The Lord is in control, the Facebook entry said.
I’m not religious, but I often find “Thank you, Jesus,” remarks threaded through my feed page. Mostly, I ignore or delete them. But on the day this one popped onto my computer screen, I was in a different state of mind. If God is in control, then why should we make an effort? I responded.
The reply was swift. Our efforts are under his control. Without Him, they wouldn’t yield anything. So he’s in control of everything.
Noting the argument was circular, I asked the writer if he saw circularity as a problem. He answered with a question. What exactly do you want Madam Miller?
Clarity, I replied.
The United Negro College has a motto I’ve long admired. The mind is a terrible thing to waste. In my world, if sin exists, it is the wilful neglect of thought. Even the pious must admit Reason is a gift from god. Nonetheless, most of them seem to value Faith above Reason, which I why I oppose the voucher system in public education. So many of these private institutions are religious-based, and having found a back door to free money, they bleed and weaken the public school system.
Indifferent to the Constitution’s intent to keep a wall between Church and State, parents who support voucher schools probably feel they have a right to send their children to institutions that reflect their values. They too, are taxpayers, after all. But these individuals are wrong in their assumptions. Free education does not exist for the benefit of students or the benefit of their parents. It exists for the benefit of the social order. (John Green) Cohesion, not religious indoctrination, is the name of the game.
Only 19 states preserve public funds solely for public education. (“Vouchers for religious schools expanding,” FFRF, June-July 2023, pg. 7.) The remaining numbers allow voucher programs, oblivious, apparently, to studies that show graduates of these private institutions are less well-educated than their public school peers.
Admittedly, Faith and Reason are branches of the same tree. Both arise from our early desire to understand our place in the universe. Human survival depended upon that understanding. Absent fangs or claws, primitive man had only two ways of responding to danger–fight or flight. Those who waited in the waving grass long enough to see the lion’s eyes were eaten. Those who saw the grass bend and ran away from a possible predator lived another day.
This hypersensitivity to changes in the landscape became encoded in the survivors’ genes. From there it was a short hop to linking cause with effect. If grass bends, warning us of danger, other forces of nature might be doing the same. When primitive minds assigned intent to these signals, then inanimate objects that either benefited or hurt us, like volcanoes, the winds, or the sun, became gods.
Religion not only helped us explain our surrounding world, but it developed a community of like minds. It provided social cohesion.
Even so, some of our ancestors continued to explore the world in greater detail, hoping to uncover some of its mysteries. Their quest proved to be rich with wonder. A god may have created the rose, but its anatomy was no less fascinating. Eventually, humans learned that, godly or not, Nature conformed to a set of laws.

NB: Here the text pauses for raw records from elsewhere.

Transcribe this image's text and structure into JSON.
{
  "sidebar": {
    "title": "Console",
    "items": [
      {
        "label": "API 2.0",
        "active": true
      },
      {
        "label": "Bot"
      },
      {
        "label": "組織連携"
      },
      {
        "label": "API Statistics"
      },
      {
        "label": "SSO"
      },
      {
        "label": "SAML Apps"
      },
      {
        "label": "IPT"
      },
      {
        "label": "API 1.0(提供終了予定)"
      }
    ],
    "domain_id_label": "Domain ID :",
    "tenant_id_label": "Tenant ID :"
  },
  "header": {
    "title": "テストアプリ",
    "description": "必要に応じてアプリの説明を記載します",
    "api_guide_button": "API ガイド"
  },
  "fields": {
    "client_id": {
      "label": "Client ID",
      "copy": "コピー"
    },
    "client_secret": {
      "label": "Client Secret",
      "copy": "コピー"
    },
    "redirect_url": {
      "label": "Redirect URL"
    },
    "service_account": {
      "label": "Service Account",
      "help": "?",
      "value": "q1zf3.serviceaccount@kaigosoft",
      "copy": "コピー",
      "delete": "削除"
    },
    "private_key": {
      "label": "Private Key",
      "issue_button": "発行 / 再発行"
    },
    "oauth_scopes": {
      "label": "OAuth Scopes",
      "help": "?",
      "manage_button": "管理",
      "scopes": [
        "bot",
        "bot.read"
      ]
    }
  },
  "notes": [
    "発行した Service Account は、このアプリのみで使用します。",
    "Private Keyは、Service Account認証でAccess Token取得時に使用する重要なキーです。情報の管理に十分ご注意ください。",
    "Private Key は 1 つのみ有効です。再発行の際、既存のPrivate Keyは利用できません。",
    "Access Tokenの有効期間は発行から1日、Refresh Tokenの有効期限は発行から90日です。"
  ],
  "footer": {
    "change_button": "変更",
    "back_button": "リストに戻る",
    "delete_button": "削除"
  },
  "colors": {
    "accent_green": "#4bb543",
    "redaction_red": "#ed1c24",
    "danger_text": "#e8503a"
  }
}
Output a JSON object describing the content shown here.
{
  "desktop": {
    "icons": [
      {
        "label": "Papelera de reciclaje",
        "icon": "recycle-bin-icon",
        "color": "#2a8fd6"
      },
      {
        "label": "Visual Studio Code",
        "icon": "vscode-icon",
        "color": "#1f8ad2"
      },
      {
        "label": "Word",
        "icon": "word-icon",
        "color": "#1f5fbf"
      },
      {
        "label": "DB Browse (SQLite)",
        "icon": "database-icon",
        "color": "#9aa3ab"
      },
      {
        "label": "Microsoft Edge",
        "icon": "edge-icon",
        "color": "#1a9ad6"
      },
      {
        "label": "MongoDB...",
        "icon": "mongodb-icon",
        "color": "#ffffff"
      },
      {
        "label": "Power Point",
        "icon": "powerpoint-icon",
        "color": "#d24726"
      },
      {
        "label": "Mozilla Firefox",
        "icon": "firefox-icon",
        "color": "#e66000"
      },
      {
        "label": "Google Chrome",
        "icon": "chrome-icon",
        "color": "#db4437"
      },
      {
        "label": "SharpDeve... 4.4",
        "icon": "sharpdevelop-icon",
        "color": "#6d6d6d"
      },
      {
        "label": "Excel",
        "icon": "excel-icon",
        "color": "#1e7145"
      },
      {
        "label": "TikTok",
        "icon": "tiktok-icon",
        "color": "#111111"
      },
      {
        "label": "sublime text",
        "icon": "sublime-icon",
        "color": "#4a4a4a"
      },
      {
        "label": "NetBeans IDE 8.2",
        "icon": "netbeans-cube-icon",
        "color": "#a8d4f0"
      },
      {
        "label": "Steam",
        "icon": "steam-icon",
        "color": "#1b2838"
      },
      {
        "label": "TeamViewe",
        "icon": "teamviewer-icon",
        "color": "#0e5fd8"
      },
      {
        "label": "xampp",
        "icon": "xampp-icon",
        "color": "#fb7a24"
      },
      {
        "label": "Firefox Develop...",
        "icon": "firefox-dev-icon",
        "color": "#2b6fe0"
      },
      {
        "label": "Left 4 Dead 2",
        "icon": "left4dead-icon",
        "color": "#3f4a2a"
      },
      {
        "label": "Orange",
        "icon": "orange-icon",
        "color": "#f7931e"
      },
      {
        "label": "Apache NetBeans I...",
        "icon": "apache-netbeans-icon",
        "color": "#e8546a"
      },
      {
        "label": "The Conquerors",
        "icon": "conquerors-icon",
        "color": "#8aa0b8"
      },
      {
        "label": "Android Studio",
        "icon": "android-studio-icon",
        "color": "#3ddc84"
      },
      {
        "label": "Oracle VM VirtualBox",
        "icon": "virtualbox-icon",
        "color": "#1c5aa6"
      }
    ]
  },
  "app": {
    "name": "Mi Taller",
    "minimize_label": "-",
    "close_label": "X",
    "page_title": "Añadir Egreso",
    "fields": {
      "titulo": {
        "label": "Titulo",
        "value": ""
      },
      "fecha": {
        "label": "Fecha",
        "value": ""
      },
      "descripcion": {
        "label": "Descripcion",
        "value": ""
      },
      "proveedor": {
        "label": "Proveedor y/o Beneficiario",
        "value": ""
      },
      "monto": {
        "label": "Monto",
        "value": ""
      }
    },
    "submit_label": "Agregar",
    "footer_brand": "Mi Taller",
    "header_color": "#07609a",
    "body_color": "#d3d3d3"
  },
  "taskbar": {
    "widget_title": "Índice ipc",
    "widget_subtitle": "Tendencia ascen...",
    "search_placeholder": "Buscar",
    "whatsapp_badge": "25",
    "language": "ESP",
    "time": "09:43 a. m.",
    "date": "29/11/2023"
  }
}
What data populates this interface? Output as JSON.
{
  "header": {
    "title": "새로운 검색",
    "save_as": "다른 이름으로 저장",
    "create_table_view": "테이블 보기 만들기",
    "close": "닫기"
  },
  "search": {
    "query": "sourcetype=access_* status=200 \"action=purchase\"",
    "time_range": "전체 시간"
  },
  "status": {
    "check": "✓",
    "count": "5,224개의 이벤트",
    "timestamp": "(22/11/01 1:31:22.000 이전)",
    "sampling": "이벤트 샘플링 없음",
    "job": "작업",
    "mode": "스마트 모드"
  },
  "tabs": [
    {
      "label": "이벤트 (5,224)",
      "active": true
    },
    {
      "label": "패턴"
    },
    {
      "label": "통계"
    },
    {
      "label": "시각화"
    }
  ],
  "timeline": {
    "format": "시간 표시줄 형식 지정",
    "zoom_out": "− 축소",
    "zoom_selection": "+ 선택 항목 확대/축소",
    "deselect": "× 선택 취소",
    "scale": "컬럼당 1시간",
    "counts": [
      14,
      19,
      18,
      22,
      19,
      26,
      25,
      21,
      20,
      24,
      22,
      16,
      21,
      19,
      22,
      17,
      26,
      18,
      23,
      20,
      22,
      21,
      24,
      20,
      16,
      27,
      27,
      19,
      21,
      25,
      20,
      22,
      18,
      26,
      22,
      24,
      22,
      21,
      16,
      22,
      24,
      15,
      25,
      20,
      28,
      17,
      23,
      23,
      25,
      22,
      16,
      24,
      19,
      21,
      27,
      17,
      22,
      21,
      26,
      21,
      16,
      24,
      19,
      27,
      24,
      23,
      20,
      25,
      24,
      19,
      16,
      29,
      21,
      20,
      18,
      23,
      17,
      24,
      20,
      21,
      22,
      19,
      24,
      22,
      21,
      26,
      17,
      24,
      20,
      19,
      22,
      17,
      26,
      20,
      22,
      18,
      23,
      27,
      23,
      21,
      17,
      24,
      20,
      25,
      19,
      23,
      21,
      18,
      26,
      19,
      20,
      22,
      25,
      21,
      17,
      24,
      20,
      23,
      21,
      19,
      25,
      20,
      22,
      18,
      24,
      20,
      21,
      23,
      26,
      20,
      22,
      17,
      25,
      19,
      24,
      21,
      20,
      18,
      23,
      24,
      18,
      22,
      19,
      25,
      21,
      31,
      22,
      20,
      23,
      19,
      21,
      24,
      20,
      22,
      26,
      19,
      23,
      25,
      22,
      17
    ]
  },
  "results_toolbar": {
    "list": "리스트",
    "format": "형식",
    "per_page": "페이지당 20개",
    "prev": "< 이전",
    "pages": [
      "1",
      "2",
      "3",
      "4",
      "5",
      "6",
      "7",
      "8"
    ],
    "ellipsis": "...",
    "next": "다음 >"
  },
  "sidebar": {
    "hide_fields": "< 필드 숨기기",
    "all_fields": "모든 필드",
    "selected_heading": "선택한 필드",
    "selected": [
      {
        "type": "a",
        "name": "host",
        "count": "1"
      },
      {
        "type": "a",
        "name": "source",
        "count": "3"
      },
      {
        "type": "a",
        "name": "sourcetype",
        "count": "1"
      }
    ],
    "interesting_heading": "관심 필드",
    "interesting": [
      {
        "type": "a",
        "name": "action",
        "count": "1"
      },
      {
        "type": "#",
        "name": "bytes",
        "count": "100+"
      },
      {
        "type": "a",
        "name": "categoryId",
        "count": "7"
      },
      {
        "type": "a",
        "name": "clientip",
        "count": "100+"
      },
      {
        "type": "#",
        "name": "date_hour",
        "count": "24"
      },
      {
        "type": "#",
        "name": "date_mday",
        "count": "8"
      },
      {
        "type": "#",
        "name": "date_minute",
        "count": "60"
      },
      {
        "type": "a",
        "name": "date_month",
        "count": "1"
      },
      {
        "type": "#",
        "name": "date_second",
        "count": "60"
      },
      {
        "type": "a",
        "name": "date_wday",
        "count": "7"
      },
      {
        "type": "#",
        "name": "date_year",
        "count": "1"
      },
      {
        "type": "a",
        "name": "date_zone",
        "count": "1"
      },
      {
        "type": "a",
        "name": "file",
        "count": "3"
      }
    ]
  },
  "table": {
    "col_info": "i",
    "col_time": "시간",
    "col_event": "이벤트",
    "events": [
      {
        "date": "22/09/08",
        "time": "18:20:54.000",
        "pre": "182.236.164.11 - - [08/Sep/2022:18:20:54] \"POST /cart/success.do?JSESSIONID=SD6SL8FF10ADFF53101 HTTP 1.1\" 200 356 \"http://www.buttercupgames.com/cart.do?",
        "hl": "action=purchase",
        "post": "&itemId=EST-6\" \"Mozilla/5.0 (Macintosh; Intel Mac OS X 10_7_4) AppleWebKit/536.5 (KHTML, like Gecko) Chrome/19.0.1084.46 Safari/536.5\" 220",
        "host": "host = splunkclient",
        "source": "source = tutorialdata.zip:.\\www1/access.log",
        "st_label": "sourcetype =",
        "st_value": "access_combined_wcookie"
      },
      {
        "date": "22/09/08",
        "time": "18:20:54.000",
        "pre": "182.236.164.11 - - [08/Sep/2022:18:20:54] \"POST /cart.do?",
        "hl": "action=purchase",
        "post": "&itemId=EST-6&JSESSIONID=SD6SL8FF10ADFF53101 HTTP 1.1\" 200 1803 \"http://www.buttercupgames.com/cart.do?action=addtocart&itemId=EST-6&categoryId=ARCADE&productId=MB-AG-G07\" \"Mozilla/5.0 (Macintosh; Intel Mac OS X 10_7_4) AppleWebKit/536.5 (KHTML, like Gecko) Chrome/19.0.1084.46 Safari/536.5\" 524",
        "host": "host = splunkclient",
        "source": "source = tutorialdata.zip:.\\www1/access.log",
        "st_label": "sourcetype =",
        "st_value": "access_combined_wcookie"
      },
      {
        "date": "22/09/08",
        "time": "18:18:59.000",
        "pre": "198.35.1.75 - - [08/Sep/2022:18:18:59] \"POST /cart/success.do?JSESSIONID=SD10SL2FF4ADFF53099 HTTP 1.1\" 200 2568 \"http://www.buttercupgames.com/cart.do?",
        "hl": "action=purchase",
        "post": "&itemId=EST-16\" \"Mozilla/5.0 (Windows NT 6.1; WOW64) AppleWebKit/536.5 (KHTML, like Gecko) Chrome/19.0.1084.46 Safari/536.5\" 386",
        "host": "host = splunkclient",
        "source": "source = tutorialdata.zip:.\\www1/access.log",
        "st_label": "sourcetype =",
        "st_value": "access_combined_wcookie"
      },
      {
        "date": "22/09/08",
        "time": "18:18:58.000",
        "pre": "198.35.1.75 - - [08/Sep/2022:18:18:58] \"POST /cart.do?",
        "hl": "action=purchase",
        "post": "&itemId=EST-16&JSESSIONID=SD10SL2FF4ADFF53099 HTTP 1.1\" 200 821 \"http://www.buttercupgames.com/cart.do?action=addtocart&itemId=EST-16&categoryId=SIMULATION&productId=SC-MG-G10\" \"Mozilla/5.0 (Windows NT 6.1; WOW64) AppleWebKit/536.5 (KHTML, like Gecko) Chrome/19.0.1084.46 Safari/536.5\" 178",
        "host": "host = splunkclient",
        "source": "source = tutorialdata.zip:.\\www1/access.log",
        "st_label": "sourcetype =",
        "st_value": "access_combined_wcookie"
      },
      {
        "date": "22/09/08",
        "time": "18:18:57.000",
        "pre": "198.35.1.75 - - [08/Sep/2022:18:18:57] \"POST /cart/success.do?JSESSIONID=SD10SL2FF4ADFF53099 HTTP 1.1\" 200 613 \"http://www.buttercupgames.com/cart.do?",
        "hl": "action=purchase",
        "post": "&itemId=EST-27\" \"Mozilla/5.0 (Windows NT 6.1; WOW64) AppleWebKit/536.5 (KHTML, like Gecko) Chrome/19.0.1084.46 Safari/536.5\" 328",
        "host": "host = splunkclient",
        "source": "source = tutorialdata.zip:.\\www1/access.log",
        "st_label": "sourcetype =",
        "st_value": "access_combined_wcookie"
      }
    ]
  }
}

The discovery was key to opening the door to science. Once opened, more findings followed. They lead to Einstein’s theory of relativity, for example, and gave us a glimpse of the quantum world. Using this cursory knowledge of a new dimension, Google has built a quantum computer, the first of its kind. In a minute, It can perform calculations that would take an ordinary supercomputer 47 years to complete.
Imagine what we can learn when knowledge accumulates faster than the speed of light. Will we come to see ourselves as omniscient? If so, we face a conundrum. With so much knowledge at our fingertips, what ethics will guide us? Needless to say, we must have standards, or we will become prey to rogue actors who are willing to put personal power and profit ahead of the common good.
Perhaps one-day quantum computing will reveal the face of god. The revelation is one devoutly to be sought, for only a Being both omniscient and omnipotent will have the authority to guide us. If no god exists, then, for the sake of social cohesion, humans will have to invent one.